### Aim of the task
Reproduce the data shown below exactly.

### Provided material

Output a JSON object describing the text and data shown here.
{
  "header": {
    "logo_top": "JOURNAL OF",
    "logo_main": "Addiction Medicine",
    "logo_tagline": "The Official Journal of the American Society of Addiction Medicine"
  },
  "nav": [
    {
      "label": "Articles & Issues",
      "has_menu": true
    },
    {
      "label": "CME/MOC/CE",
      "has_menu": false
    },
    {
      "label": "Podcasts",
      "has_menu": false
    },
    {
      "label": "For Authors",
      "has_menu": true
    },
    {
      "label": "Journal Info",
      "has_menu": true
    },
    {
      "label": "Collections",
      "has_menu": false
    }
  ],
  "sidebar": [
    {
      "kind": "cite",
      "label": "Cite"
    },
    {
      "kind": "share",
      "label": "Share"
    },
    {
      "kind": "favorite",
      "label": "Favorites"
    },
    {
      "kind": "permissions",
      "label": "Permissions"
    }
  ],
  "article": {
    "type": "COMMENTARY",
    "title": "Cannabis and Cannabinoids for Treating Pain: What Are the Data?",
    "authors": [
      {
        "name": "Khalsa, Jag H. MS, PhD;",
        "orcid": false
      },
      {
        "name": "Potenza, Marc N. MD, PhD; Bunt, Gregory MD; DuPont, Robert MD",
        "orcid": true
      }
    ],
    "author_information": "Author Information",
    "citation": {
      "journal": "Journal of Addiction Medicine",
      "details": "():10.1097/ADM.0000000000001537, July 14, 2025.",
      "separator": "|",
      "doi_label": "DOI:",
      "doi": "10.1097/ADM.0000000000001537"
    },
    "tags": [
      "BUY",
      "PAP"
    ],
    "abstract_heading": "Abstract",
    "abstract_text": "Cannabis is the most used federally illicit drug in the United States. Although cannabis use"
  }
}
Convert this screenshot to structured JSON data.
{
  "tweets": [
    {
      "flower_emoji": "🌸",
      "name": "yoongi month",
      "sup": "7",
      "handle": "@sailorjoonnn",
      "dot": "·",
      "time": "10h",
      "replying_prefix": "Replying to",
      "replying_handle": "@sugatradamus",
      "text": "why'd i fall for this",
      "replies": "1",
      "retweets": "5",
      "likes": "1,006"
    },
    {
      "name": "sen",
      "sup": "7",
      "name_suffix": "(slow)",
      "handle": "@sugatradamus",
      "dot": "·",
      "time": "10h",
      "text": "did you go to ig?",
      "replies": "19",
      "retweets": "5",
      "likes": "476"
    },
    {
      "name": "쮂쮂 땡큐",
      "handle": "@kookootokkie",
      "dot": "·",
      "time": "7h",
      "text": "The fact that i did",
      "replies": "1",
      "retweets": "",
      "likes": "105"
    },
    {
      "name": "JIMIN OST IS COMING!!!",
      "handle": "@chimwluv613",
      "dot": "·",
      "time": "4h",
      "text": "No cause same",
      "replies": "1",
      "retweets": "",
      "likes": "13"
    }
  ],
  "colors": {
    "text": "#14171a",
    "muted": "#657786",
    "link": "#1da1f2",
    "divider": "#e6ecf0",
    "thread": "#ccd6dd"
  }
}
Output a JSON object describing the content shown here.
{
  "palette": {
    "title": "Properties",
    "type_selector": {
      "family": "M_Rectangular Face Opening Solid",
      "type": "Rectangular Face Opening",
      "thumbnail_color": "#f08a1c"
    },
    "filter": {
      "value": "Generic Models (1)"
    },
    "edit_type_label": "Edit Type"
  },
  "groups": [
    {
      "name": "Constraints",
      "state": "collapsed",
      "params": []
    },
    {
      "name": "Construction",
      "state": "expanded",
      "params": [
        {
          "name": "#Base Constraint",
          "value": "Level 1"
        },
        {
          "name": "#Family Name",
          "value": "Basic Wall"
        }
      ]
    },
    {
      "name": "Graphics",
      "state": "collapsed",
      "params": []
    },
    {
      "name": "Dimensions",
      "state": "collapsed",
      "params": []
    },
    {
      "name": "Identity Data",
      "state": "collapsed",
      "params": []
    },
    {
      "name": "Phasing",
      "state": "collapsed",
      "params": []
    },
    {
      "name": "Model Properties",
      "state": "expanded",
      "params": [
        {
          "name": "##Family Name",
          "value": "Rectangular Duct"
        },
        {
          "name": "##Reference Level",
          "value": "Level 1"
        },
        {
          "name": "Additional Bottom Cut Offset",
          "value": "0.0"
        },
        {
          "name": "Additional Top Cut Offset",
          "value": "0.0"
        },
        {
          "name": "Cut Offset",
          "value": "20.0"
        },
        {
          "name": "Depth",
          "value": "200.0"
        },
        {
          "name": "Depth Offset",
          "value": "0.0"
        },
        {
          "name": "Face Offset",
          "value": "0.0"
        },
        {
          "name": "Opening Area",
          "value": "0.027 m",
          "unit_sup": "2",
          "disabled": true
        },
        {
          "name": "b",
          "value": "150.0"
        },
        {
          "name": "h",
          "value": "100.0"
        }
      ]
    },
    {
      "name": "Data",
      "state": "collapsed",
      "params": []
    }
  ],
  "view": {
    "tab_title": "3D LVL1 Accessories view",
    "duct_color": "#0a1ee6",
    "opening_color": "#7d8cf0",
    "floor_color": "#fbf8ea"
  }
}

### Written answer
Output a JSON object describing the text and data shown here.
{
  "header": {
    "logo_top": "JOURNAL OF",
    "logo_main": "Addiction Medicine",
    "logo_tagline": "The Official Journal of the American Society of Addiction Medicine"
  },
  "nav": [
    {
      "label": "Articles & Issues",
      "has_menu": true
    },
    {
      "label": "CME/MOC/CE",
      "has_menu": false
    },
    {
      "label": "Podcasts",
      "has_menu": false
    },
    {
      "label": "For Authors",
      "has_menu": true
    },
    {
      "label": "Journal Info",
      "has_menu": true
    },
    {
      "label": "Collections",
      "has_menu": false
    }
  ],
  "sidebar": [
    {
      "kind": "cite",
      "label": "Cite"
    },
    {
      "kind": "share",
      "label": "Share"
    },
    {
      "kind": "favorite",
      "label": "Favorites"
    },
    {
      "kind": "permissions",
      "label": "Permissions"
    }
  ],
  "article": {
    "type": "COMMENTARY",
    "title": "Cannabis and Cannabinoids for Treating Pain: What Are the Data?",
    "authors": [
      {
        "name": "Khalsa, Jag H. MS, PhD;",
        "orcid": false
      },
      {
        "name": "Potenza, Marc N. MD, PhD; Bunt, Gregory MD; DuPont, Robert MD",
        "orcid": true
      }
    ],
    "author_information": "Author Information",
    "citation": {
      "journal": "Journal of Addiction Medicine",
      "details": "():10.1097/ADM.0000000000001537, July 14, 2025.",
      "separator": "|",
      "doi_label": "DOI:",
      "doi": "10.1097/ADM.0000000000001537"
    },
    "tags": [
      "BUY",
      "PAP"
    ],
    "abstract_heading": "Abstract",
    "abstract_text": "Cannabis is the most used federally illicit drug in the United States. Although cannabis use"
  }
}
Convert this screenshot to structured JSON data.
{
  "tweets": [
    {
      "flower_emoji": "🌸",
      "name": "yoongi month",
      "sup": "7",
      "handle": "@sailorjoonnn",
      "dot": "·",
      "time": "10h",
      "replying_prefix": "Replying to",
      "replying_handle": "@sugatradamus",
      "text": "why'd i fall for this",
      "replies": "1",
      "retweets": "5",
      "likes": "1,006"
    },
    {
      "name": "sen",
      "sup": "7",
      "name_suffix": "(slow)",
      "handle": "@sugatradamus",
      "dot": "·",
      "time": "10h",
      "text": "did you go to ig?",
      "replies": "19",
      "retweets": "5",
      "likes": "476"
    },
    {
      "name": "쮂쮂 땡큐",
      "handle": "@kookootokkie",
      "dot": "·",
      "time": "7h",
      "text": "The fact that i did",
      "replies": "1",
      "retweets": "",
      "likes": "105"
    },
    {
      "name": "JIMIN OST IS COMING!!!",
      "handle": "@chimwluv613",
      "dot": "·",
      "time": "4h",
      "text": "No cause same",
      "replies": "1",
      "retweets": "",
      "likes": "13"
    }
  ],
  "colors": {
    "text": "#14171a",
    "muted": "#657786",
    "link": "#1da1f2",
    "divider": "#e6ecf0",
    "thread": "#ccd6dd"
  }
}
Output a JSON object describing the content shown here.
{
  "palette": {
    "title": "Properties",
    "type_selector": {
      "family": "M_Rectangular Face Opening Solid",
      "type": "Rectangular Face Opening",
      "thumbnail_color": "#f08a1c"
    },
    "filter": {
      "value": "Generic Models (1)"
    },
    "edit_type_label": "Edit Type"
  },
  "groups": [
    {
      "name": "Constraints",
      "state": "collapsed",
      "params": []
    },
    {
      "name": "Construction",
      "state": "expanded",
      "params": [
        {
          "name": "#Base Constraint",
          "value": "Level 1"
        },
        {
          "name": "#Family Name",
          "value": "Basic Wall"
        }
      ]
    },
    {
      "name": "Graphics",
      "state": "collapsed",
      "params": []
    },
    {
      "name": "Dimensions",
      "state": "collapsed",
      "params": []
    },
    {
      "name": "Identity Data",
      "state": "collapsed",
      "params": []
    },
    {
      "name": "Phasing",
      "state": "collapsed",
      "params": []
    },
    {
      "name": "Model Properties",
      "state": "expanded",
      "params": [
        {
          "name": "##Family Name",
          "value": "Rectangular Duct"
        },
        {
          "name": "##Reference Level",
          "value": "Level 1"
        },
        {
          "name": "Additional Bottom Cut Offset",
          "value": "0.0"
        },
        {
          "name": "Additional Top Cut Offset",
          "value": "0.0"
        },
        {
          "name": "Cut Offset",
          "value": "20.0"
        },
        {
          "name": "Depth",
          "value": "200.0"
        },
        {
          "name": "Depth Offset",
          "value": "0.0"
        },
        {
          "name": "Face Offset",
          "value": "0.0"
        },
        {
          "name": "Opening Area",
          "value": "0.027 m",
          "unit_sup": "2",
          "disabled": true
        },
        {
          "name": "b",
          "value": "150.0"
        },
        {
          "name": "h",
          "value": "100.0"
        }
      ]
    },
    {
      "name": "Data",
      "state": "collapsed",
      "params": []
    }
  ],
  "view": {
    "tab_title": "3D LVL1 Accessories view",
    "duct_color": "#0a1ee6",
    "opening_color": "#7d8cf0",
    "floor_color": "#fbf8ea"
  }
}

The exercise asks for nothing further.